Floods separate children from their families

Feature story
By Ian MacLeod and Ruth Ayisi

Celso Manganhe was eating a plate of porridge for breakfast under a tree when his mother spotted him for the first time after they were separated from each other during the country's worst floods, eleven days ago.

"I am so very happy," said the mother hugging her 13-year-old son.

Celso and his mother, Elsina Manhica, along with his younger brother and sister had spent two days in trees trying to escape a wall of flood water that swept away their home and thousands of others along the Limpopo and Save River valleys. "Some people managed to cook in the trees, but we had no food nor water," said Elsina.

At one point the water came with so much force, that the mother lost her grip on her five- -year-old daughter, Iolanda. As she was being carried away in the floodwaters, a neighbour managed to grab Iolanda and tied her with a cloth to a tree. Celso's grandparents were not so fortunate. They drowned.

After two days, the waters on small islands of high ground where Elsina and her family had climbed the tree were around knee high. Elsina and Celso, along with others climbed down to pick whatever food they could recover from their partially grown small maize field. A helicopter began circling the area, and landed, rotors still whirring. All the young boys ran through the water to the helicopter and eight were picked up and taken to the safety of the main road, about 20 kilometres away.

When the helicopter returned an hour later, more young boys ran to it and were picked up. It returned once more, but the parents and young girls were too apprehensive to go to the helicopter - they were unsure of what had happened to the boys and decided it was better to stay in their waterlogged surroundings than risk uncertain destinations.

Some four to five days later, with the waters still slowly receding, the word started to spread around the village and the nearby town of Chokwe that lost children had been taken to the large camp for displaced people in Chaquelane, some 60 kilometres away. Anxious to find out what happened to Celso, the mother borrowed 30,000 Meticais, just over three dollars, for public transport to and from the camp, where some 40,000 displaced people have gathered.

"I had been so worried. At first I did not know where Celso had been taken to," said the mother. "Then I heard that he was in Chaquelane and was sick. So I had to come as quickly as possible."

She was overjoyed that her trip had been worthwhile. Despite having malaria and a very high fever, Celso also said he was happy. "I knew my mother would collect me. I missed my family."

But Celso goes back to a different home than the one he knew before the floods. "Our home and machamba (plot of land) is destroyed and we have no food," conceded Elsina. "We used to have plenty of maize and vegetables. Now I do not know what I am going to do to feed my children."

"But I do not want to stay here in the camp. I must go home and make sure that the few remaining things I own are not stolen, " she said.

Following the floods, almost half a million people are dependent on food aid for their survival. Most flood victims were farmers. Now their plots are submerged under a sea of muddy water.

In Chaquelane, there are still 52 children separated from their families. A week earlier, when the camp was first open, the number was 105. Unlike the other displaced people in the makeshift camp who sleep under trees, the children at least have one tent to share and receive food cooked by a group of Catholic nuns.
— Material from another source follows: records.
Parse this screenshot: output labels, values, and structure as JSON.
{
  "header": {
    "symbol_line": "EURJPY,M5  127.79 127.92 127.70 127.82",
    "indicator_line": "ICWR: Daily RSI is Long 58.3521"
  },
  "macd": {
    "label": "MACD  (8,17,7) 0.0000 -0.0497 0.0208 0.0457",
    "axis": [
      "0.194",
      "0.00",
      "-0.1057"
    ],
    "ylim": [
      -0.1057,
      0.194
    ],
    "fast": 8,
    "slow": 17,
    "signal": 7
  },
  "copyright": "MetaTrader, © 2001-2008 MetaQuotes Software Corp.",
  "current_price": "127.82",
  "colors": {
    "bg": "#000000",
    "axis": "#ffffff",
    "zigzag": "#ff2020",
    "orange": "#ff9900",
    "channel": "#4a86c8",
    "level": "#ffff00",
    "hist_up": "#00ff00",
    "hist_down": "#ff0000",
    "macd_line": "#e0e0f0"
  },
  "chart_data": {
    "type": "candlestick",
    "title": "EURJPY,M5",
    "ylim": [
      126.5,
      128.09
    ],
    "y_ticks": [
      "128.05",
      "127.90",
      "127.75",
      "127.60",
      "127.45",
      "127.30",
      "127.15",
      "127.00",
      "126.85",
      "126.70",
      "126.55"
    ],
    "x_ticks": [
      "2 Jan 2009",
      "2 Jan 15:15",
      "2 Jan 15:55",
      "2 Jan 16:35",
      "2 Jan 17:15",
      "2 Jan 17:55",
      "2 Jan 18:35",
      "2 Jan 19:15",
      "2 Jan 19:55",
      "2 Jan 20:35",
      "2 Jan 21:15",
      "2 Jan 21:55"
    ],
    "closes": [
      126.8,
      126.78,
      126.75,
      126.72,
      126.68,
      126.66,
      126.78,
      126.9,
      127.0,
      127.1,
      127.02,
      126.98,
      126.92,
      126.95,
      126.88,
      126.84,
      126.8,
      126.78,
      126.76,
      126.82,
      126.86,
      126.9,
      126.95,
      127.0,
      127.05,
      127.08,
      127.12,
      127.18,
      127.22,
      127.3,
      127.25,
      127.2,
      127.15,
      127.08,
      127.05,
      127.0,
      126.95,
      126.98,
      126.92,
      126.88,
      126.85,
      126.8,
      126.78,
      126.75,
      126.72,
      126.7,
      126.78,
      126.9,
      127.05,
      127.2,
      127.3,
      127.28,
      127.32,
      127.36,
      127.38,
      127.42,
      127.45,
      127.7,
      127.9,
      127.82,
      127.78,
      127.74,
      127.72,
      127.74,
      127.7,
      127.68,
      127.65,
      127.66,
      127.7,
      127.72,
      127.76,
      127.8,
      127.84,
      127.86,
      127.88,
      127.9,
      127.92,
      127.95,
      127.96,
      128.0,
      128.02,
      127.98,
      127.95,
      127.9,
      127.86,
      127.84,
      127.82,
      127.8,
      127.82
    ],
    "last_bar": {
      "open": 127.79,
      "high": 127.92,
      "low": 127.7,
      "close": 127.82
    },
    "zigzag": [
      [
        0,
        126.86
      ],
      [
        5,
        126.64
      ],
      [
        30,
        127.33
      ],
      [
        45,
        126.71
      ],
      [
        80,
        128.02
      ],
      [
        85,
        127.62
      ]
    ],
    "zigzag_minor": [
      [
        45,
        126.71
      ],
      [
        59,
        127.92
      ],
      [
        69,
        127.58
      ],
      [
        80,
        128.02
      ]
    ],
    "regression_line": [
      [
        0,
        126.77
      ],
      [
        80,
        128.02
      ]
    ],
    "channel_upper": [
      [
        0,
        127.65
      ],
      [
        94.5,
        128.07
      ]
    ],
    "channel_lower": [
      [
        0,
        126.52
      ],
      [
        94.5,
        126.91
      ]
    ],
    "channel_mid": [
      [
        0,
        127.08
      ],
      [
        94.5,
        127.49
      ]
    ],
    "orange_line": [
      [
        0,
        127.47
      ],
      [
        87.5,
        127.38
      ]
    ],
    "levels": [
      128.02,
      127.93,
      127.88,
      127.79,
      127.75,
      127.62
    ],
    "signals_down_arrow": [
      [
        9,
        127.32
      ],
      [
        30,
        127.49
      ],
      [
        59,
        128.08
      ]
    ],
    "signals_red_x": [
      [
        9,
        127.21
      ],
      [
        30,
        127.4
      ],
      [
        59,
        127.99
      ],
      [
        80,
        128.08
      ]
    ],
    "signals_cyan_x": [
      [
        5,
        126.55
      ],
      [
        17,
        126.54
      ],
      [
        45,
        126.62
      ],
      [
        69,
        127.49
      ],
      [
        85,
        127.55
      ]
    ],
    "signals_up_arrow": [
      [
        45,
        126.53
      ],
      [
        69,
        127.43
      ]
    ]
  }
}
Of the 52 boys, only three are girls. One of the nuns, Alda Macuacau, says, " the reason why we have so few girls is that the girls are too attached to their mothers. They did not want to get on the helicopter and leave their mothers behind. I saw one girl refusing to leave the trees. She drowned with her mother."

One of the girls remaining at the centre is 11-year-old Eliza Albino, who admitted she did not want to be pulled up into the helicopter and leave behind her aunt who was looking after her. "My aunt forced me to go and said she would follow later. I was crying to stay with her."

Eliza has heard that her aunt has survived the floods but has not yet been able to see her. The last time they were together, floodwater had come up to their shoulders. "I just did not know where the water was coming from. I thought I would die. I have never experienced anything like that before," said Eliza softly.

Eliza looked frail and thin. She is receiving treatment for malaria. "My joints all ache and my feet shrivelled up from being a whole day in the water. I had no food or water to drink."

UNICEF is working with NGOs and the Government to register all children separated from their parents. Some of the parents have already collected their children, but across the flood-ravaged south of Mozambique hundreds are still unaccompanied. It is also likely that some children may have been orphaned by the disaster. In such cases efforts will be made to reunite the children with other family members or with another family in their community.

Photos and the details of the child will be taken of each child and sent to the children's villages. Meanwhile the priority is to make sure that the children have tents to sleep in, food and medical care.

As Celso leaves to his home area, a lorry drives slowly around the dusty, smoky overcrowded camp. A young boy sits pensively at the back of a lorry with a man who is calling over a megaphone in the local language Shangaan, "Do you know this boy, Narciso, is he yours? Or your neighbours? Ask around. He has lost his family."

For more information on UNICEF, visit its web site at